[Page and application data records]
= = = =
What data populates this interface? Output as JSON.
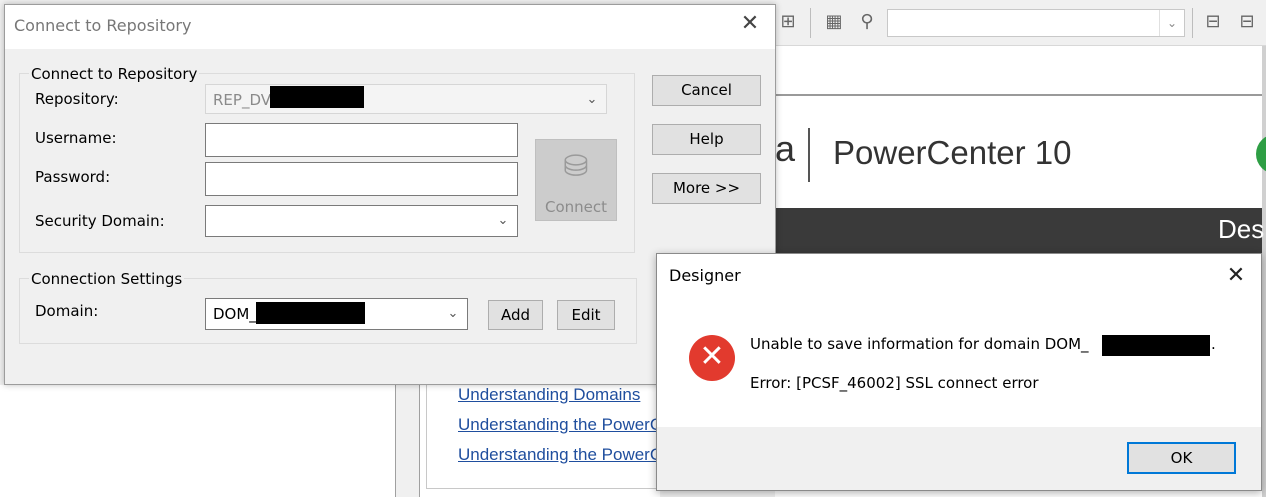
{
  "connect_dialog": {
    "title": "Connect to Repository",
    "repo_group_label": "Connect to Repository",
    "repository_label": "Repository:",
    "repository_value": "REP_DV",
    "username_label": "Username:",
    "username_value": "",
    "password_label": "Password:",
    "password_value": "",
    "security_domain_label": "Security Domain:",
    "security_domain_value": "",
    "connect_button": "Connect",
    "cancel_button": "Cancel",
    "help_button": "Help",
    "more_button": "More >>",
    "conn_group_label": "Connection Settings",
    "domain_label": "Domain:",
    "domain_value": "DOM_",
    "add_button": "Add",
    "edit_button": "Edit"
  },
  "error_dialog": {
    "title": "Designer",
    "message": "Unable to save information for domain DOM_",
    "message_end": ".",
    "error_line": "Error: [PCSF_46002] SSL connect error",
    "ok_button": "OK"
  },
  "background": {
    "banner_logo_fragment": "a",
    "banner_title": "PowerCenter 10",
    "dark_band_text": "Des",
    "links": [
      "Understanding Domains",
      "Understanding the PowerCenter",
      "Understanding the PowerCenter"
    ]
  },
  "colors": {
    "accent": "#0078d7",
    "error_icon": "#e23a2e",
    "link": "#1f4e9e"
  },
  "icons": {
    "close": "close-icon",
    "error": "error-x-icon",
    "connect": "database-connect-icon"
  }
}
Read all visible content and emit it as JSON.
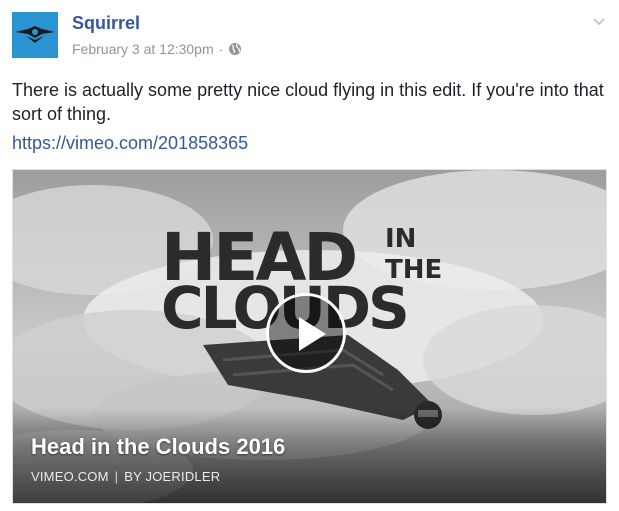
{
  "post": {
    "author": "Squirrel",
    "timestamp": "February 3 at 12:30pm",
    "separator": "·",
    "privacy_icon": "globe-icon",
    "text": "There is actually some pretty nice cloud flying in this edit. If you're into that sort of thing.",
    "link": "https://vimeo.com/201858365"
  },
  "card": {
    "title": "Head in the Clouds 2016",
    "domain": "VIMEO.COM",
    "byline": "BY JOERIDLER",
    "pipe": "|",
    "logo_lines": [
      "HEAD",
      "IN",
      "THE",
      "CLOUDS"
    ]
  },
  "colors": {
    "link": "#365899",
    "meta": "#90949c",
    "avatar_bg": "#2b95d4"
  }
}
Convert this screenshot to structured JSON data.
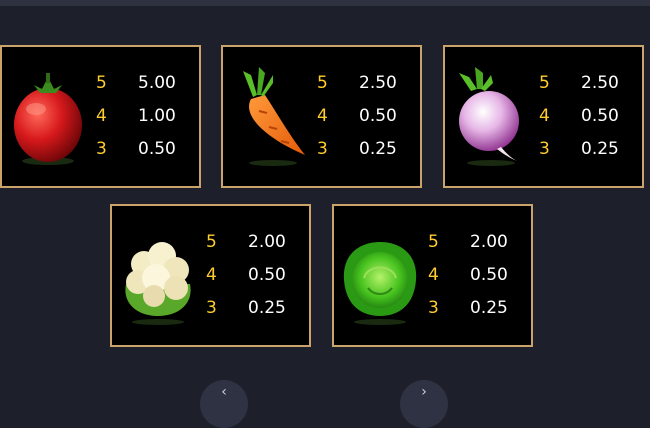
{
  "paytable": [
    {
      "symbol": "tomato-icon",
      "rows": [
        {
          "count": "5",
          "payout": "5.00"
        },
        {
          "count": "4",
          "payout": "1.00"
        },
        {
          "count": "3",
          "payout": "0.50"
        }
      ]
    },
    {
      "symbol": "carrot-icon",
      "rows": [
        {
          "count": "5",
          "payout": "2.50"
        },
        {
          "count": "4",
          "payout": "0.50"
        },
        {
          "count": "3",
          "payout": "0.25"
        }
      ]
    },
    {
      "symbol": "turnip-icon",
      "rows": [
        {
          "count": "5",
          "payout": "2.50"
        },
        {
          "count": "4",
          "payout": "0.50"
        },
        {
          "count": "3",
          "payout": "0.25"
        }
      ]
    },
    {
      "symbol": "cauliflower-icon",
      "rows": [
        {
          "count": "5",
          "payout": "2.00"
        },
        {
          "count": "4",
          "payout": "0.50"
        },
        {
          "count": "3",
          "payout": "0.25"
        }
      ]
    },
    {
      "symbol": "cabbage-icon",
      "rows": [
        {
          "count": "5",
          "payout": "2.00"
        },
        {
          "count": "4",
          "payout": "0.50"
        },
        {
          "count": "3",
          "payout": "0.25"
        }
      ]
    }
  ],
  "colors": {
    "count": "#ffce2e",
    "payout": "#ffffff",
    "border": "#c9a36a",
    "background": "#1d1f2b"
  },
  "nav": {
    "prev_icon": "chevron-left-icon",
    "next_icon": "chevron-right-icon"
  }
}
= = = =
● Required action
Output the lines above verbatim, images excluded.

● Answer to this exercise
What data populates this interface? Output as JSON.
{
  "connect_dialog": {
    "title": "Connect to Repository",
    "repo_group_label": "Connect to Repository",
    "repository_label": "Repository:",
    "repository_value": "REP_DV",
    "username_label": "Username:",
    "username_value": "",
    "password_label": "Password:",
    "password_value": "",
    "security_domain_label": "Security Domain:",
    "security_domain_value": "",
    "connect_button": "Connect",
    "cancel_button": "Cancel",
    "help_button": "Help",
    "more_button": "More >>",
    "conn_group_label": "Connection Settings",
    "domain_label": "Domain:",
    "domain_value": "DOM_",
    "add_button": "Add",
    "edit_button": "Edit"
  },
  "error_dialog": {
    "title": "Designer",
    "message": "Unable to save information for domain DOM_",
    "message_end": ".",
    "error_line": "Error: [PCSF_46002] SSL connect error",
    "ok_button": "OK"
  },
  "background": {
    "banner_logo_fragment": "a",
    "banner_title": "PowerCenter 10",
    "dark_band_text": "Des",
    "links": [
      "Understanding Domains",
      "Understanding the PowerCenter",
      "Understanding the PowerCenter"
    ]
  },
  "colors": {
    "accent": "#0078d7",
    "error_icon": "#e23a2e",
    "link": "#1f4e9e"
  },
  "icons": {
    "close": "close-icon",
    "error": "error-x-icon",
    "connect": "database-connect-icon"
  }
}
Read all visible content and emit it as JSON.
{
  "post": {
    "author": "Squirrel",
    "timestamp": "February 3 at 12:30pm",
    "separator": "·",
    "privacy_icon": "globe-icon",
    "text": "There is actually some pretty nice cloud flying in this edit. If you're into that sort of thing.",
    "link": "https://vimeo.com/201858365"
  },
  "card": {
    "title": "Head in the Clouds 2016",
    "domain": "VIMEO.COM",
    "byline": "BY JOERIDLER",
    "pipe": "|",
    "logo_lines": [
      "HEAD",
      "IN",
      "THE",
      "CLOUDS"
    ]
  },
  "colors": {
    "link": "#365899",
    "meta": "#90949c",
    "avatar_bg": "#2b95d4"
  }
}
Convert this screenshot to structured JSON data.
{
  "paytable": [
    {
      "symbol": "tomato-icon",
      "rows": [
        {
          "count": "5",
          "payout": "5.00"
        },
        {
          "count": "4",
          "payout": "1.00"
        },
        {
          "count": "3",
          "payout": "0.50"
        }
      ]
    },
    {
      "symbol": "carrot-icon",
      "rows": [
        {
          "count": "5",
          "payout": "2.50"
        },
        {
          "count": "4",
          "payout": "0.50"
        },
        {
          "count": "3",
          "payout": "0.25"
        }
      ]
    },
    {
      "symbol": "turnip-icon",
      "rows": [
        {
          "count": "5",
          "payout": "2.50"
        },
        {
          "count": "4",
          "payout": "0.50"
        },
        {
          "count": "3",
          "payout": "0.25"
        }
      ]
    },
    {
      "symbol": "cauliflower-icon",
      "rows": [
        {
          "count": "5",
          "payout": "2.00"
        },
        {
          "count": "4",
          "payout": "0.50"
        },
        {
          "count": "3",
          "payout": "0.25"
        }
      ]
    },
    {
      "symbol": "cabbage-icon",
      "rows": [
        {
          "count": "5",
          "payout": "2.00"
        },
        {
          "count": "4",
          "payout": "0.50"
        },
        {
          "count": "3",
          "payout": "0.25"
        }
      ]
    }
  ],
  "colors": {
    "count": "#ffce2e",
    "payout": "#ffffff",
    "border": "#c9a36a",
    "background": "#1d1f2b"
  },
  "nav": {
    "prev_icon": "chevron-left-icon",
    "next_icon": "chevron-right-icon"
  }
}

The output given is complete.